Around the world women have suffered. Often they have been treated as second-class citizens and have been denied the right to get an education or to pursue a career. The laws of some countries give men many more rights than women. Christianity has done much to correct these views and to improve the lot of women throughout the world, but at times, it has also been guilty of denying women an equal status with men. In a similar way, those who are single or divorced have sometimes been viewed as having some kind of curse.

Abortion and euthanasia are tremendous problems, particularly in western civilization. Millions of babies are killed every year under the banner of “women’s rights.” What about the rights of the unborn child? Unwanted babies that do make it into this world alive are commonly allowed to die by being denied food and water. Another problem is that of the elderly, the disabled and the poor, all of whom can become a drain on our time and resources. Should we just eliminate them from our society? The very fact that we even consider these options shows the low value placed on human life.

The Christian also has important messages for supremacists. Because God has created all people in His image, everyone, from the moment of conception, has value and worth independent of anything else. God is the One who places value on every life, and everyone’s value is equal in His eyes. He has leveled the playing field and given everyone equal status on it.
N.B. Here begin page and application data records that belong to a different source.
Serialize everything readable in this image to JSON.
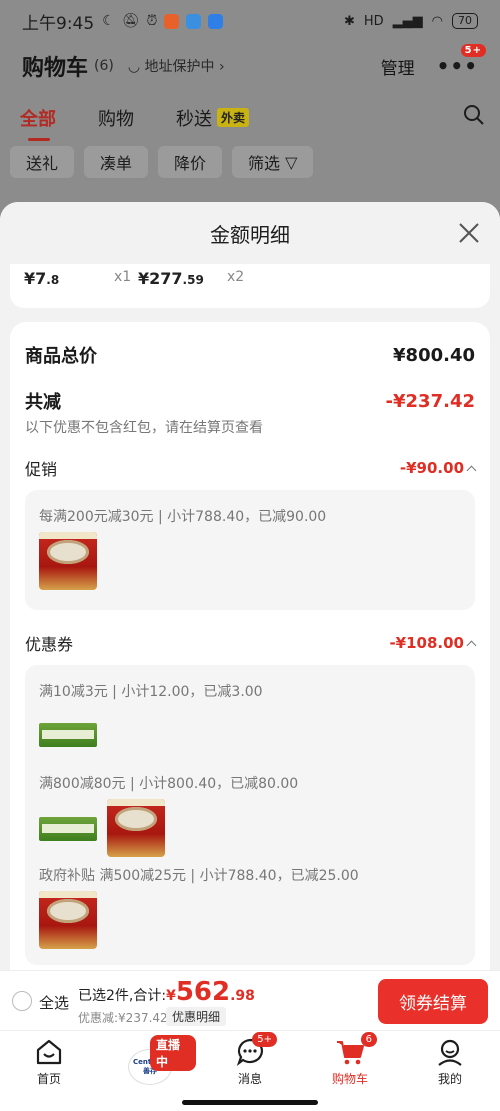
{
  "status_bar": {
    "time": "上午9:45",
    "battery": "70",
    "network": "HD"
  },
  "header": {
    "title": "购物车",
    "count": "(6)",
    "address": "地址保护中",
    "manage": "管理",
    "more_badge": "5+"
  },
  "tabs": [
    {
      "label": "全部"
    },
    {
      "label": "购物"
    },
    {
      "label": "秒送"
    }
  ],
  "tab_flash_badge": "外卖",
  "filters": [
    {
      "label": "送礼"
    },
    {
      "label": "凑单"
    },
    {
      "label": "降价"
    },
    {
      "label": "筛选"
    }
  ],
  "sheet": {
    "title": "金额明细",
    "items": [
      {
        "yen": "¥",
        "int": "7",
        "dec": ".8",
        "qty": "x1"
      },
      {
        "yen": "¥",
        "int": "277",
        "dec": ".59",
        "qty": "x2"
      }
    ],
    "total_label": "商品总价",
    "total_value": "¥800.40",
    "reduce_label": "共减",
    "reduce_value": "-¥237.42",
    "note": "以下优惠不包含红包，请在结算页查看",
    "promo": {
      "label": "促销",
      "amount": "-¥90.00",
      "rules": [
        {
          "text": "每满200元减30元 | 小计788.40，已减90.00"
        }
      ]
    },
    "coupon": {
      "label": "优惠券",
      "amount": "-¥108.00",
      "rules": [
        {
          "text": "满10减3元 | 小计12.00，已减3.00"
        },
        {
          "text": "满800减80元 | 小计800.40，已减80.00"
        },
        {
          "text": "政府补贴 满500减25元 | 小计788.40，已减25.00"
        }
      ]
    }
  },
  "checkout": {
    "select_all": "全选",
    "summary_prefix": "已选2件,合计:",
    "yen": "¥",
    "total_int": "562",
    "total_dec": ".98",
    "discount": "优惠减:¥237.42",
    "detail_button": "优惠明细",
    "pay_button": "领券结算"
  },
  "bottom_nav": {
    "home": "首页",
    "live_badge": "直播中",
    "live_brand": "善存",
    "messages": "消息",
    "messages_badge": "5+",
    "cart": "购物车",
    "cart_badge": "6",
    "me": "我的"
  },
  "colors": {
    "accent_red": "#e02e24",
    "pay_button": "#e9302a",
    "dim_overlay": "#8c8c8c"
  }
}
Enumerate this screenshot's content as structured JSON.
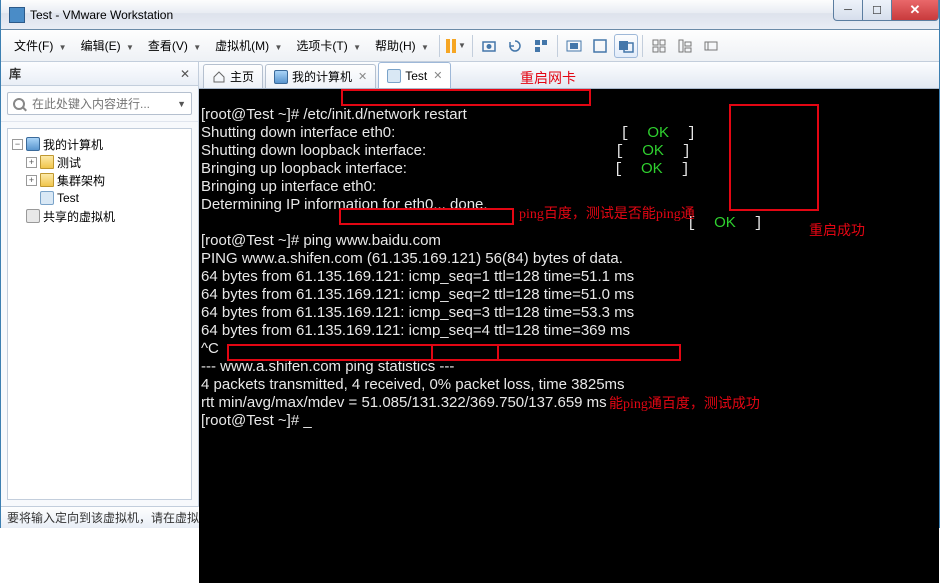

Since all people are created in God’s image, and are capable to some degree of contributing in positive ways to this world, all deserve to be treated with dignity and respect. Because of the inherent worth and value God has placed on each life, He alone has the right to take a person’s life. (The only other person who has the authority to take a person’s life is a person God has placed in authority in government. The government is God’s agent of wrath (Romans 13:1-4).)

 

The New Age View

The New Age Movement is not a cohesive movement. It spreads a wide umbrella that many different groups can fit under: eastern mysticism, western occultism and the human potential movement. Each of these groups adheres to parts of New Age philosophy. Though the movement as a whole is not well coordinated, there are some general statements about their view of man that can be made.

The New Age view that everything that exists is God is called Pantheism. In this view, since man is part of all that exists, he is also God. There are other unusual beliefs associated with the New Age movement but for our purposes we will limit our discussion to how they see man in relation to God.

Scripture says that man is created “like “ God (bears God’s image), but is not God. Take the example of a child born of human parents. He is like his parents in many ways. He may have similar physical features to his parents. He certainly carries similar DNA, enough so that it is possible to know who his parents are. He may even act like them and believe things similar to them, but he is not his parent. The mother, the father and the child are not the same. They are unique and separate individuals.

Likewise, though we bear God’s image, we are not God. And neither is anything else that is created. The New Age movement suggests that what Christians believe is an illusion based on ignorance. Christians would answer that their beliefs are supported by the reality that we see and experience around us.

The Biblical view of man positively impacts how we think about and treat others and ourselves. We should treat everyone with dignity and respect because we all bear God’s image, and yet, we also need to see that all men are lost because of their sin and rebellion and desperately need the salvation that God offers through Jesus Christ.

 

Application Suggestions:

• Meditate on Psalm 139:13-16

• Think about the ways that a high view of man affect the way you think about and relate to nonbelievers.

Get this Pocket Principle in Understanding People, part of Cornerstone  from the WDA Store

For more information visit the WDA Store.